I have even heard from clients that some lawyers have told them they must have surgery to increase the value of their case. I have even heard of lawyers who push their clients to borrow money at exorbitant interest rates, as much as 36% compounded monthly, so that you can pay for your surgery.
The rule is: You should decide when to have surgery based on what is best for you, and not based on your pending case and certainly not at your lawyer’s urging.
Do I need to treat with doctors my lawyer recommends?
I have heard from clients that there are lawyers who, when representing victims of accidents that have suffered serious injuries, insist that they must be treated by doctors recommended to them by that attorney. In my view this is not the best way for you to get treatment for your injuries.
Most people, before they suffer injuries in an accident, are not familiar with medical specialists, such as an orthopedist, neurologist, pain management or a surgeon. Since personal injury lawyers do deal with many clients that have suffered injuries these lawyers become familiar with, and get to know, many doctors who treat persons injured in various types of accidents. So, if you need help in finding the right doctor for your injuries then there is nothing wrong if your lawyer helps you to find the right doctor.
There is nothing wrong with your lawyer helping you find the right doctor for the treatment you need. What is wrong is, if your lawyer insists that you only be treated by a doctor that the lawyer is recommending. You should be obtaining the best medical care and treatment that you can find and it is up to you to select what doctor(s) you want to be treated by or have surgery with. It is always a good idea to get a second, or even a third opinion, before deciding to have any surgery.
If you were seriously injured in an accident, and your lawyer is pushing you either to have surgery, or to be treated only by his recommended doctors, then I would strongly suggest you find and speak to other personal injury lawyers, since you may change lawyers at any time, even after your case has been started.
When you bring a personal injury case and are seeking to recover compensation for your injuries your lawyer will tell you what to expect as to how long it will take for your case to progress though the Court system. It is up to your lawyer to try and move your case through the system as expeditiously as possible.
Unfortunately, the facts are that the Courts and Judges are very busy so that will cause your case to be delayed. Unfortunately, defense lawyers also have no sense of urgency and will generally do everything they can to delay your case from proceeding expeditiously.
It is your lawyer’s responsibility to try their best to move your case along and deal with the Courts, Judges and defense lawyers. However, I have found that clients can be their own worst enemies in causing delays to their cases.
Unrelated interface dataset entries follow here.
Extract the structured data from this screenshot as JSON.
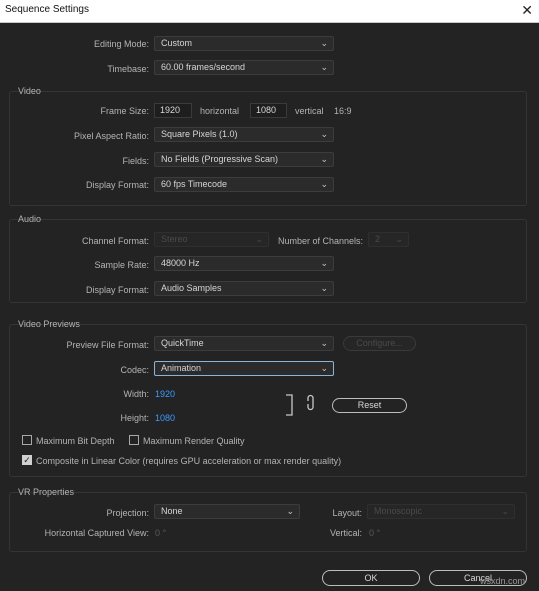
{
  "window": {
    "title": "Sequence Settings",
    "close_glyph": "✕"
  },
  "general": {
    "editing_mode_label": "Editing Mode:",
    "editing_mode_value": "Custom",
    "timebase_label": "Timebase:",
    "timebase_value": "60.00  frames/second"
  },
  "video": {
    "group_title": "Video",
    "frame_size_label": "Frame Size:",
    "frame_width": "1920",
    "horizontal_label": "horizontal",
    "frame_height": "1080",
    "vertical_label": "vertical",
    "aspect": "16:9",
    "pixel_aspect_label": "Pixel Aspect Ratio:",
    "pixel_aspect_value": "Square Pixels (1.0)",
    "fields_label": "Fields:",
    "fields_value": "No Fields (Progressive Scan)",
    "display_format_label": "Display Format:",
    "display_format_value": "60 fps Timecode"
  },
  "audio": {
    "group_title": "Audio",
    "channel_format_label": "Channel Format:",
    "channel_format_value": "Stereo",
    "num_channels_label": "Number of Channels:",
    "num_channels_value": "2",
    "sample_rate_label": "Sample Rate:",
    "sample_rate_value": "48000 Hz",
    "display_format_label": "Display Format:",
    "display_format_value": "Audio Samples"
  },
  "previews": {
    "group_title": "Video Previews",
    "file_format_label": "Preview File Format:",
    "file_format_value": "QuickTime",
    "configure_label": "Configure...",
    "codec_label": "Codec:",
    "codec_value": "Animation",
    "width_label": "Width:",
    "width_value": "1920",
    "height_label": "Height:",
    "height_value": "1080",
    "reset_label": "Reset",
    "max_bit_depth_label": "Maximum Bit Depth",
    "max_bit_depth_checked": false,
    "max_render_quality_label": "Maximum Render Quality",
    "max_render_quality_checked": false,
    "linear_color_label": "Composite in Linear Color (requires GPU acceleration or max render quality)",
    "linear_color_checked": true
  },
  "vr": {
    "group_title": "VR Properties",
    "projection_label": "Projection:",
    "projection_value": "None",
    "layout_label": "Layout:",
    "layout_value": "Monoscopic",
    "h_captured_view_label": "Horizontal Captured View:",
    "h_captured_view_value": "0 °",
    "vertical_label": "Vertical:",
    "vertical_value": "0 °"
  },
  "footer": {
    "ok_label": "OK",
    "cancel_label": "Cancel",
    "watermark": "wsxdn.com"
  },
  "colors": {
    "background": "#232323",
    "link": "#3c9bff",
    "focus_border": "#8ab4d8"
  }
}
Clients can often delay their case because they are just too busy to attend their deposition, to obtain medical treatment, or to go to see the defendants’ doctor(s).
When a personal injury case is brought the client, called the “plaintiff”, must attend a deposition where the other side can question them about the facts of their case. You must also see and be examined by the defendants’ doctor(s). If you are too busy to appear at your scheduled deposition, or at the medical examination(s), it will delay your case.
If you appear for your deposition and the other side has not been given authorizations to obtain all of your medical records, because you did not advise your lawyer of your treating doctors names and addresses, then the other side will ask that you return for a second deposition, but only after they have obtained all of your records, and they will also refuse to permit the case to progress until they have completed your deposition. This is also what will happen if the defendants’ examining doctor is not given all of your records.
If you are a plaintiff, you must do your best not to cause delays in your case by doing everything required of you and providing all the information your lawyer needs on a timely basis.